- Grant van der Walt
- Brandon van der Walt
- Barry Lewin
- Hadyn Smith (Aus/Dubai)
- Joep van Bakel (Netherlands)
Twenty women will be competing, eight in singles, the highest number ever. Alexa Cole is the clear favorite with Kim Brugman my pick for second place.
The junior singles race is likely to be dominated by Dominic Notten, Craig Flanagan and Shanti Stewart. Other up and coming juniors such as Kenny Rice (aka “Shrimp”, the younger brother of "Sean the Prawn”) and Nikki Notten are in doubles. Pete Cole as race director and the coach of many of the juniors has a rule that under-sixteens can only do the race in doubles.
Although the main focus of the race is on single skis, there's always a big doubles contigent, and this year is no different (37 men's doubles and 12 mixed crews so far).
Californian husband and wife team DeAnne and Patrick Hemmens will look to dominate the mixed doubles while Olympic hopeful Shaun Rubenstein is partnering Steve Farrell in the men's doubles
As the race’s popularity has grown, so too has it’s attractiveness to sponsors, and this year Dimension Data and Hansa joined Fenn to boost the prize purse to R130,000, the biggest yet for the event.
“Apart from the prize money,” said Pete Cole, “the race offers tremendous value to the fish ‘n chips paddlers.
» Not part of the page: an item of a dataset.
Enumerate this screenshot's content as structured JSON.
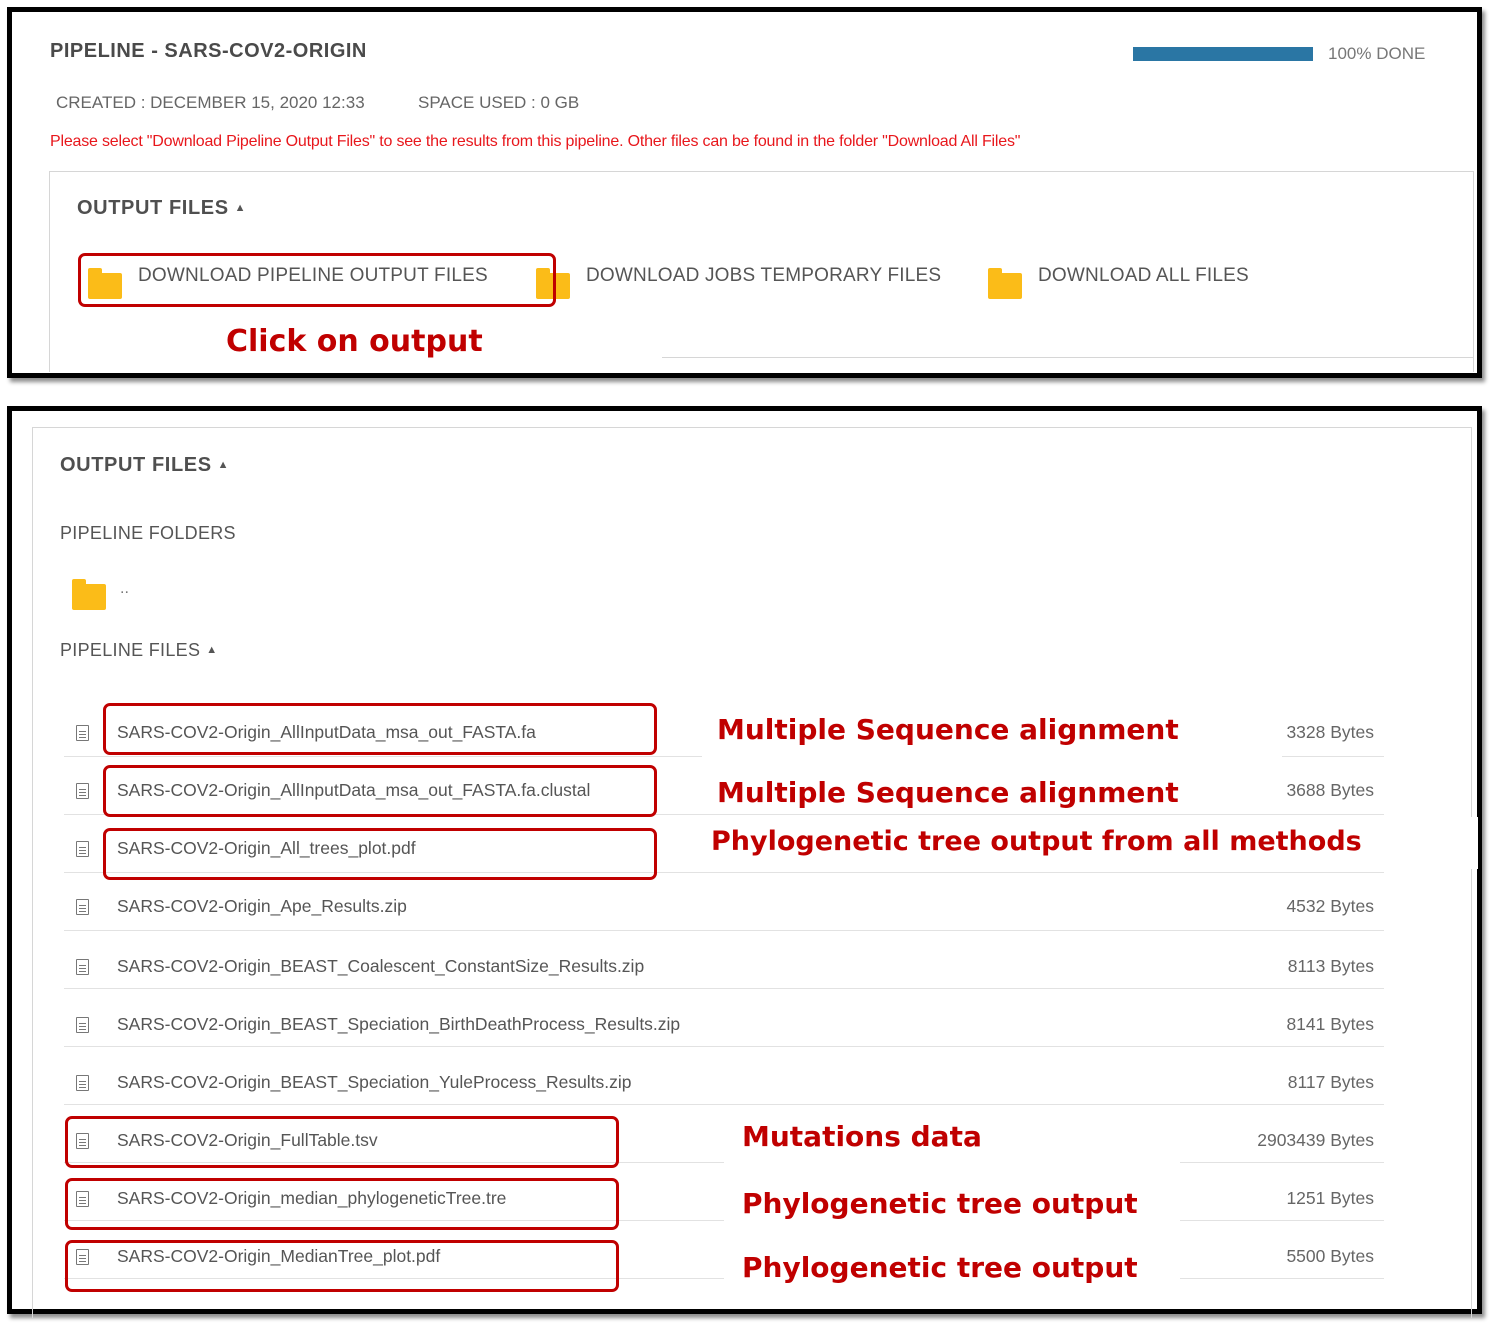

Medals, paddling shorts, bath towels, cell phone pouches all in the goodie bag, and then of course plenty of (Hansa) beer, food and live music at the finish.
“The after-party has become quite notorious over the years!” he added.
2008 Race Video
This was one of the flat years!